After lifting such a stay, Judge Susan Illston of the U.S. District Court for the Northern District of California issued a ruling on August 17, 2016, largely denying Santa Cruz Natural, Inc.’s motion to dismiss claims brought against it by a putative class of consumers who claim to have been misled by the use of “evaporated cane juice” on the label of a line of beverages. Swearingen v. Santa Cruz Natural, Inc., No. 13-cv-04291 (N.D. Cal. Aug. 17, 2016). The plaintiffs, claiming to be “health conscious consumers who wish to avoid ‘added sugars’ in the food products they purchase,” claim that they read the labels on Santa Cruz Natural’s flavored beverages, noted that “sugar” was not listed as an ingredient, and supposedly therefore reached the conclusion that the products did not contain any added sugar. (The fact that the labels also disclosed that the drinks had between 29 and 35 grams of sugar apparently did not serve as a red flag; the plaintiffs claim that they assumed that the sugars were naturally occurring in the other ingredients, such as lemon juice and mango puree.)

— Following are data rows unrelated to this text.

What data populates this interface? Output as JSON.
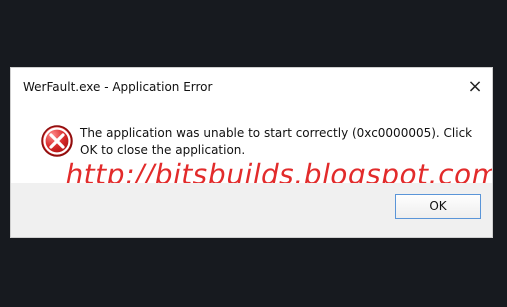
{
  "window": {
    "title": "WerFault.exe - Application Error",
    "close_glyph": "×"
  },
  "dialog": {
    "icon": "error-icon",
    "message": "The application was unable to start correctly (0xc0000005). Click OK to close the application.",
    "button_ok": "OK",
    "watermark": "http://bitsbuilds.blogspot.com/"
  },
  "colors": {
    "background": "#171a1f",
    "dialog_bg": "#ffffff",
    "footer_bg": "#f0f0f0",
    "button_border": "#5a95d8",
    "error_red": "#d92b2b",
    "watermark_red": "#dc0000"
  }
}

Judge Illston’s decision to allow the case to move forward may serve as a playbook for plaintiffs in other ECJ lawsuits. The Court ultimately found plaintiffs had standing to bring the lawsuit, adequately pleaded “injury in fact” to establish standing under Article III of the Constitution, and that the state law claims were not preempted by the FDCA. In addition, Santa Cruz Natural’s argument that the plaintiffs could not meet the “reasonable consumer” test of the California consumer protection statutes – under which a plaintiff must show that consumers acting reasonably in the circumstances would have been deceived – fared no better. Although Judge Illston noted that she had “some reservations as to whether a reasonable consumer would be misled as regarding added sugars in the Lemonade Soda and Ginger Ale Soda” – whose 35 grams and 32 grams of sugar, respectively, were unlikely to occur naturally in ginger root or lemon juice – she nonetheless found that, because other sodas were closer calls (a reasonable consumer might conclude that the 29 grams of sugar in the Orange Mango Soda, for example, occurred naturally in the orange juice and mango puree listed as ingredients), the question of whether a reasonable consumer would have been misled was a question better decided by a jury.
The FDA’s Guidance is likely to embolden plaintiffs who have brought (or who are considering bringing) ECJ claims. Judge Illston’s opinion in Swearingen, moreover, provides sufficient direction on pleading and sufficient precedent (at least in the 9th Circuit) for careful plaintiffs to survive motions to dismiss. The combination of the two makes it unlikely that the boomlet in ECJ litigation will end anytime soon.
Read the full update here.